It was the worst nuclear disaster in history spewing thousands of tons of radioactive waste into the atmosphere and prompting the evacuation of more than 100,000 people. But thirty years after its reactor number four exploded in a pillar of radioactive smoke, the abandoned wasteland around the Chernobyl nuclear power station is one of the most important habitats for scientists studying native wildlife in Europe. “Thirty years ago, two things happened at once. The whole area was contaminated with radiation, and the human population vanished,” said professor Mike Wood, a Salford University naturalist, as he pushed plastic sampling sticks into a patch of irradiated earth. “That gives us a unique opportunity to compare the impacts of both.”
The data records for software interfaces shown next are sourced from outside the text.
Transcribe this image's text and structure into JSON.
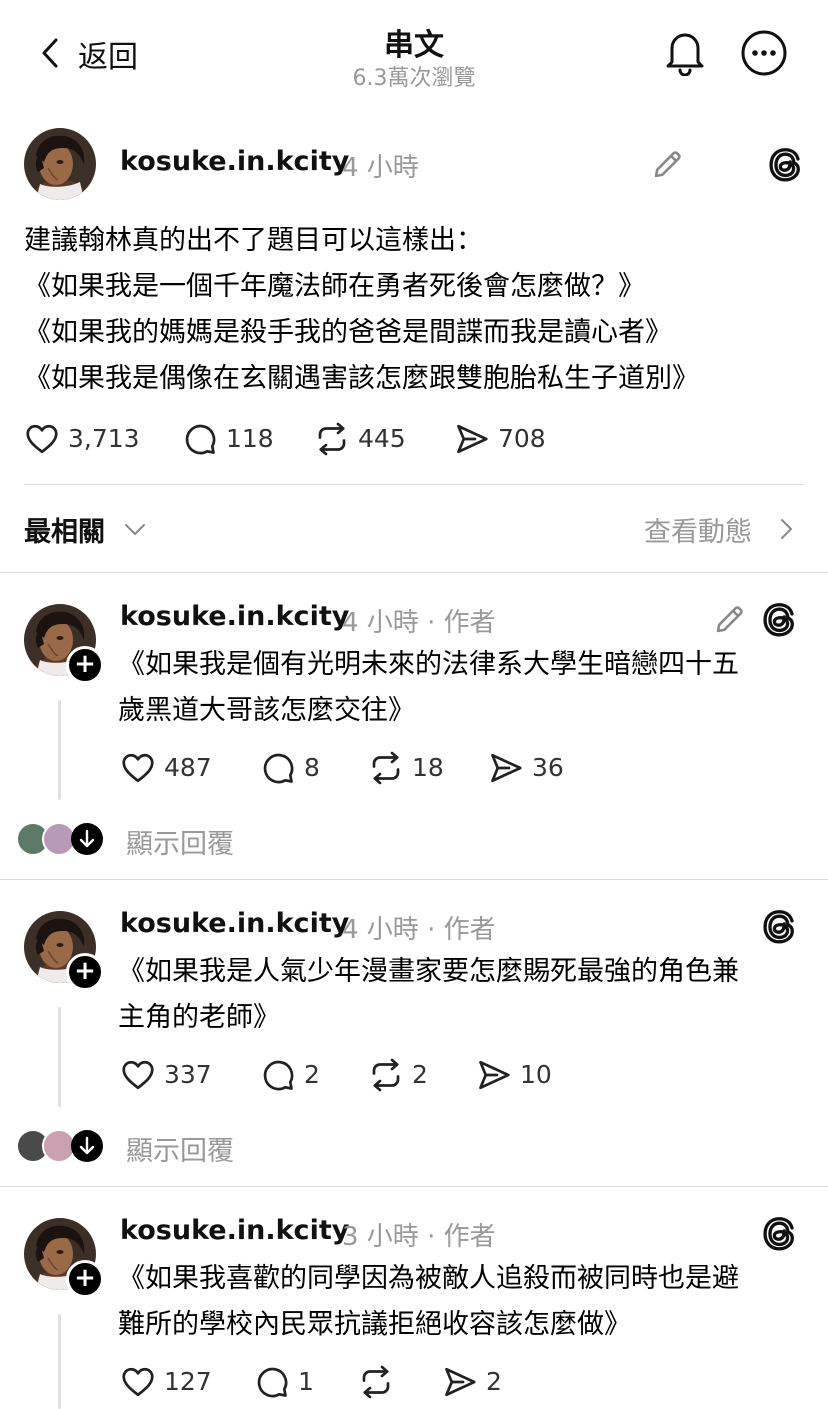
{
  "header": {
    "back_label": "返回",
    "title": "串文",
    "views": "6.3萬次瀏覽"
  },
  "post": {
    "username": "kosuke.in.kcity",
    "time": "4 小時",
    "lines": [
      "建議翰林真的出不了題目可以這樣出：",
      "《如果我是一個千年魔法師在勇者死後會怎麼做？》",
      "《如果我的媽媽是殺手我的爸爸是間諜而我是讀心者》",
      "《如果我是偶像在玄關遇害該怎麼跟雙胞胎私生子道別》"
    ],
    "likes": "3,713",
    "comments": "118",
    "reposts": "445",
    "shares": "708"
  },
  "sort": {
    "label": "最相關",
    "activity_label": "查看動態"
  },
  "replies": [
    {
      "username": "kosuke.in.kcity",
      "time": "4 小時",
      "author_tag": "· 作者",
      "line1": "《如果我是個有光明未來的法律系大學生暗戀四十五",
      "line2": "歲黑道大哥該怎麼交往》",
      "likes": "487",
      "comments": "8",
      "reposts": "18",
      "shares": "36",
      "show_replies": "顯示回覆"
    },
    {
      "username": "kosuke.in.kcity",
      "time": "4 小時",
      "author_tag": "· 作者",
      "line1": "《如果我是人氣少年漫畫家要怎麼賜死最強的角色兼",
      "line2": "主角的老師》",
      "likes": "337",
      "comments": "2",
      "reposts": "2",
      "shares": "10",
      "show_replies": "顯示回覆"
    },
    {
      "username": "kosuke.in.kcity",
      "time": "3 小時",
      "author_tag": "· 作者",
      "line1": "《如果我喜歡的同學因為被敵人追殺而被同時也是避",
      "line2": "難所的學校內民眾抗議拒絕收容該怎麼做》",
      "likes": "127",
      "comments": "1",
      "reposts": "",
      "shares": "2"
    }
  ],
  "colors": {
    "text": "#000000",
    "secondary": "#999999",
    "divider": "#dcdcdc",
    "avatar_skin": "#8a5a3c"
  }
}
Telegraph 24th April 2016 read more »
Jan Haverkamp and Iryna Holovko: Thirty years on from Chernobyl, nuclear energy still accounts for more than half of Ukraine’s electricity. With vested interests dominating Ukraine’s energy market, what are the chances for a post-nuclear Ukraine?
Open Democracy 25th April 2016 read more »
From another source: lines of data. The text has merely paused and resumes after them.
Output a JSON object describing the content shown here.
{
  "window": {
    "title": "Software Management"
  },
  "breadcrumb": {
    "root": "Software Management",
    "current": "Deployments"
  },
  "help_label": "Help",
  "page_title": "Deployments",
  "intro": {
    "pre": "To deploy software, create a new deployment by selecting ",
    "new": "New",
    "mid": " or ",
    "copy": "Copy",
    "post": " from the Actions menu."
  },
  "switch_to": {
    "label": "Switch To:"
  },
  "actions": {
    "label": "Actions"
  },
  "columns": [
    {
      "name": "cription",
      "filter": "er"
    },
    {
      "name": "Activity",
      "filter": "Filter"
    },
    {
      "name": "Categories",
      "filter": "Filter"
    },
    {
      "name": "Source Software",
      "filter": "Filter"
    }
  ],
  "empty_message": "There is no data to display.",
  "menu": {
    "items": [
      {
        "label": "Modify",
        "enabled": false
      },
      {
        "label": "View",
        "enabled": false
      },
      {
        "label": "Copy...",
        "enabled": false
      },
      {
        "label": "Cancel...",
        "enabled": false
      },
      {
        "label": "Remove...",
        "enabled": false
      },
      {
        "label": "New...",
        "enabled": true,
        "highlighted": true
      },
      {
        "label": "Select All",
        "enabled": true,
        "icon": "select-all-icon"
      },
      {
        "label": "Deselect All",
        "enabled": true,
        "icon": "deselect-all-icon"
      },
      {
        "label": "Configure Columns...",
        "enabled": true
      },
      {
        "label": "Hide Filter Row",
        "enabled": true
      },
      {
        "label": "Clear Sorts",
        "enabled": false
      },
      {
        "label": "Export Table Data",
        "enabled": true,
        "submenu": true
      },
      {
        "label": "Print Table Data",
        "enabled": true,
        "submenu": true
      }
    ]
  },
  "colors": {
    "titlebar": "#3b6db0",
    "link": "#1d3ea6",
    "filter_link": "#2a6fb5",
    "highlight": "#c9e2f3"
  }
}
How the Chernobyl disaster unfolded 30 years ago.
Daily Post 24th April 2016 read more »
‘The people feel forgotten’ – Revisiting Chernobyl 30 years on from the disaster.
ITV 24th April 2016 read more »
Haunting images reveal city 30 years after it was abandoned by 50,000 people because of Chernobyl nuclear disaster.
Mirror 24th April 2016 read more »